### [Task directions]
Answer with a bare number: the count of lines in the records below that have the word "world".

*** Opening Record extracts ***

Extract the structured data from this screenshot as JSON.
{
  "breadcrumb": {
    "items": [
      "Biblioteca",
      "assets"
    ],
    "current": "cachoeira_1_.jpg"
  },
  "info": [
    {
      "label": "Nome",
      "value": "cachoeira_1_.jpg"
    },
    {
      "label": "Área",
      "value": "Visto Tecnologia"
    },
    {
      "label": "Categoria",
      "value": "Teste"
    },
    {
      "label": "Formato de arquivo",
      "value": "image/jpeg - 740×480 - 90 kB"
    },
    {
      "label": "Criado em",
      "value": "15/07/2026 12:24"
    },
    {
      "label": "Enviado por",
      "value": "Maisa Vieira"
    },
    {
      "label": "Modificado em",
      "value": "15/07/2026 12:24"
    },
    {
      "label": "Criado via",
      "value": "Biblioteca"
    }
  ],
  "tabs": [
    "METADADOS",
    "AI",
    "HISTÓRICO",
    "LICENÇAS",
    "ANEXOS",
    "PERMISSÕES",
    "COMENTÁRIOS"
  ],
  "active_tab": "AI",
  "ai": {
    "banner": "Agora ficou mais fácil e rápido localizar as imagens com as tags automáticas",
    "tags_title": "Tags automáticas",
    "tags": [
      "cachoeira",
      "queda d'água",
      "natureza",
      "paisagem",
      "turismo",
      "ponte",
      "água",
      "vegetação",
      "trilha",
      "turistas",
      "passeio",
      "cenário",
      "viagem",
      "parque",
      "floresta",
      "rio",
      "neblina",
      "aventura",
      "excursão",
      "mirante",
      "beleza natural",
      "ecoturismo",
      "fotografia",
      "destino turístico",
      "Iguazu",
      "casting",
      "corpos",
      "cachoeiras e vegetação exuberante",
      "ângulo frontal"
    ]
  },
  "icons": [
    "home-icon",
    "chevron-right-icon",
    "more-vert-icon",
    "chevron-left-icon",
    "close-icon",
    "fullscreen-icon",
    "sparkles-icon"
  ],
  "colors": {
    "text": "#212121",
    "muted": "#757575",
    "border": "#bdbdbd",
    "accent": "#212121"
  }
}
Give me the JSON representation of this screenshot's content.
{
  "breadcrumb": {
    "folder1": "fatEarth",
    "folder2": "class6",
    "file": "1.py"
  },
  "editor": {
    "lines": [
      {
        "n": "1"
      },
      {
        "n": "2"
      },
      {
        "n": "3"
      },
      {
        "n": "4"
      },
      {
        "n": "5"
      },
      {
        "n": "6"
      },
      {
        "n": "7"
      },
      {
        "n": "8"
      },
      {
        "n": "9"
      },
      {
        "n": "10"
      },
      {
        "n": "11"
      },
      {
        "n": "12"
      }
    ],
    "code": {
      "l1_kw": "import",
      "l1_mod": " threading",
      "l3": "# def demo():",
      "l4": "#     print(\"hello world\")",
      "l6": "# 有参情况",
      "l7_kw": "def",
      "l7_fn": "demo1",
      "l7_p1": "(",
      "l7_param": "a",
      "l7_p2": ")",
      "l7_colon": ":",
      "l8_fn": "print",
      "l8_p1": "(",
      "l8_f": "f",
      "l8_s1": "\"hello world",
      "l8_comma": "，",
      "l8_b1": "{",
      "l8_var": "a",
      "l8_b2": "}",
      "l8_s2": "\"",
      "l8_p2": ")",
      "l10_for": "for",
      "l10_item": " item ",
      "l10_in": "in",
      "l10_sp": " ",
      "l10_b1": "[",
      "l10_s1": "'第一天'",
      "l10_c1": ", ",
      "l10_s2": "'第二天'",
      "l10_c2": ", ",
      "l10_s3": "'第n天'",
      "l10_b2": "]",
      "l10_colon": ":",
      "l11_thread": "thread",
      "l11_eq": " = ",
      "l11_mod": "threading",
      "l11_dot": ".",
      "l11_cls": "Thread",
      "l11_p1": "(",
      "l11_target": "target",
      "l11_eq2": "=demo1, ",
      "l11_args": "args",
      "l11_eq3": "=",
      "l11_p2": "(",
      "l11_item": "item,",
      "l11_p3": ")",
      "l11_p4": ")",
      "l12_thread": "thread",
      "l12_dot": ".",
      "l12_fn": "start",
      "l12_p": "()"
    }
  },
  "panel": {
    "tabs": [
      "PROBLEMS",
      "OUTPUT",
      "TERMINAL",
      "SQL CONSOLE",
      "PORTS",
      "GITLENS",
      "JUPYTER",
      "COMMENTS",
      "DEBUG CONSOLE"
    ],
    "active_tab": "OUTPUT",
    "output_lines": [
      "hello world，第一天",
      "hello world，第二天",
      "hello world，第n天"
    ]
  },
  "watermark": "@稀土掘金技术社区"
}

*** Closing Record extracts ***
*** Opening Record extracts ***

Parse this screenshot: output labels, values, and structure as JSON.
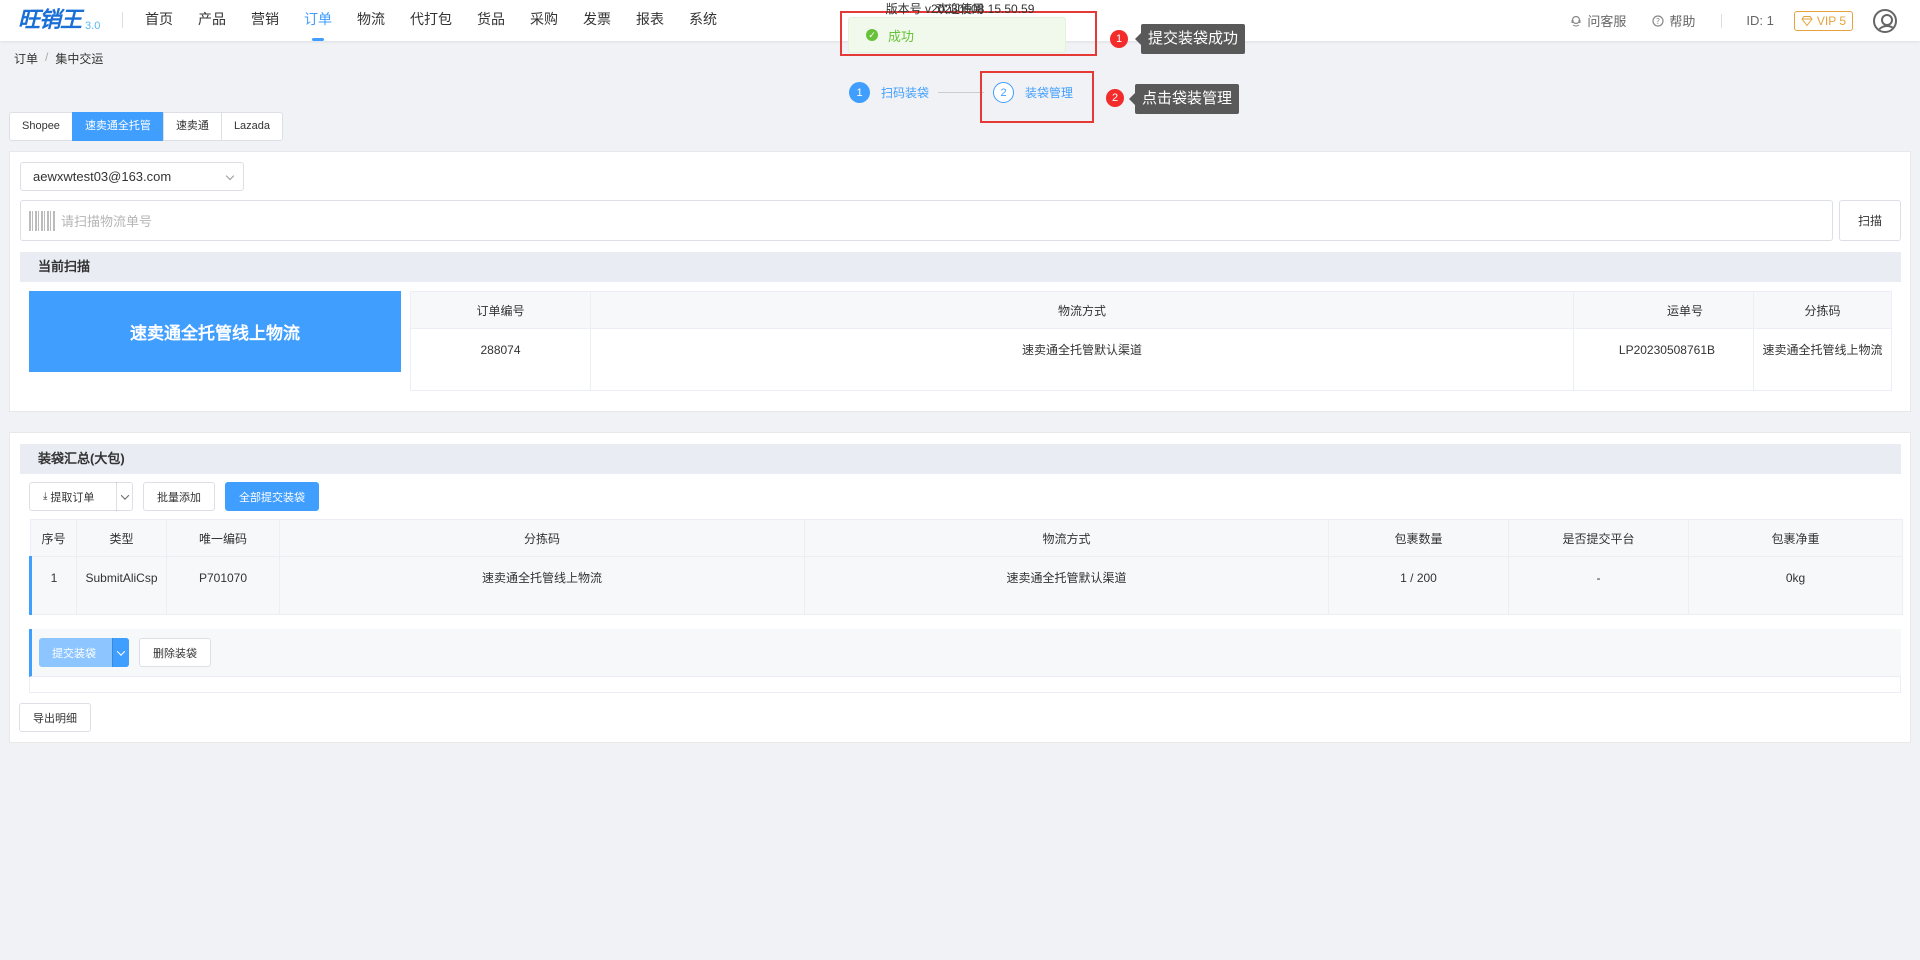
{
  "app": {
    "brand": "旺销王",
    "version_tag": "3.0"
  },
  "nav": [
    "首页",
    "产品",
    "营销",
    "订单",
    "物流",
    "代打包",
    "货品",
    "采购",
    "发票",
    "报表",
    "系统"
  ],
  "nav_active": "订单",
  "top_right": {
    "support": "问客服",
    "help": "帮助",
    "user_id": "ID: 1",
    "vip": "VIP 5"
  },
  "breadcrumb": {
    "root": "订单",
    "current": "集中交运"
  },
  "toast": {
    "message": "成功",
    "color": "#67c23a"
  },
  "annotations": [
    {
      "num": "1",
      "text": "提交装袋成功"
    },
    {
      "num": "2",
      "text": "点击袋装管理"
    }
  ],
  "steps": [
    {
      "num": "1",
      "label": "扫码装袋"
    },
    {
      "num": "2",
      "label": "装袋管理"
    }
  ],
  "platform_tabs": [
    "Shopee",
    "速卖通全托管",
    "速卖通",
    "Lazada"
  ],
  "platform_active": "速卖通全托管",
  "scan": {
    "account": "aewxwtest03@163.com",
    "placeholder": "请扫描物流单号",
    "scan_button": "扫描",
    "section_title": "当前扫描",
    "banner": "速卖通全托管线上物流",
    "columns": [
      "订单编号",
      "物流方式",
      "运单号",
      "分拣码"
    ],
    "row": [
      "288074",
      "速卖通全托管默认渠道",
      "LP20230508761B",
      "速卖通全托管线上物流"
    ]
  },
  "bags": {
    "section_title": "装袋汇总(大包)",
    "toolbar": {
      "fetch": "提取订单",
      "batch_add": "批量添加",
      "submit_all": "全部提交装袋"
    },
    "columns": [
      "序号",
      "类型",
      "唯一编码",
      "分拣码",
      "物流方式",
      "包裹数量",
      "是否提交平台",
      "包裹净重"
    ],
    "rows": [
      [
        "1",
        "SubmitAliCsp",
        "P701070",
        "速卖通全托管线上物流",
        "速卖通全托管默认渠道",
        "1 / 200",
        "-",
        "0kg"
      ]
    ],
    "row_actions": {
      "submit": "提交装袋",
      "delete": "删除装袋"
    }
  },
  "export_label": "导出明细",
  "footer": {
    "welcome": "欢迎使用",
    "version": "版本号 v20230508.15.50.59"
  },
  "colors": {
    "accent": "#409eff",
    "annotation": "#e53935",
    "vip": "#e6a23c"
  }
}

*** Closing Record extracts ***

### [Solution below]
5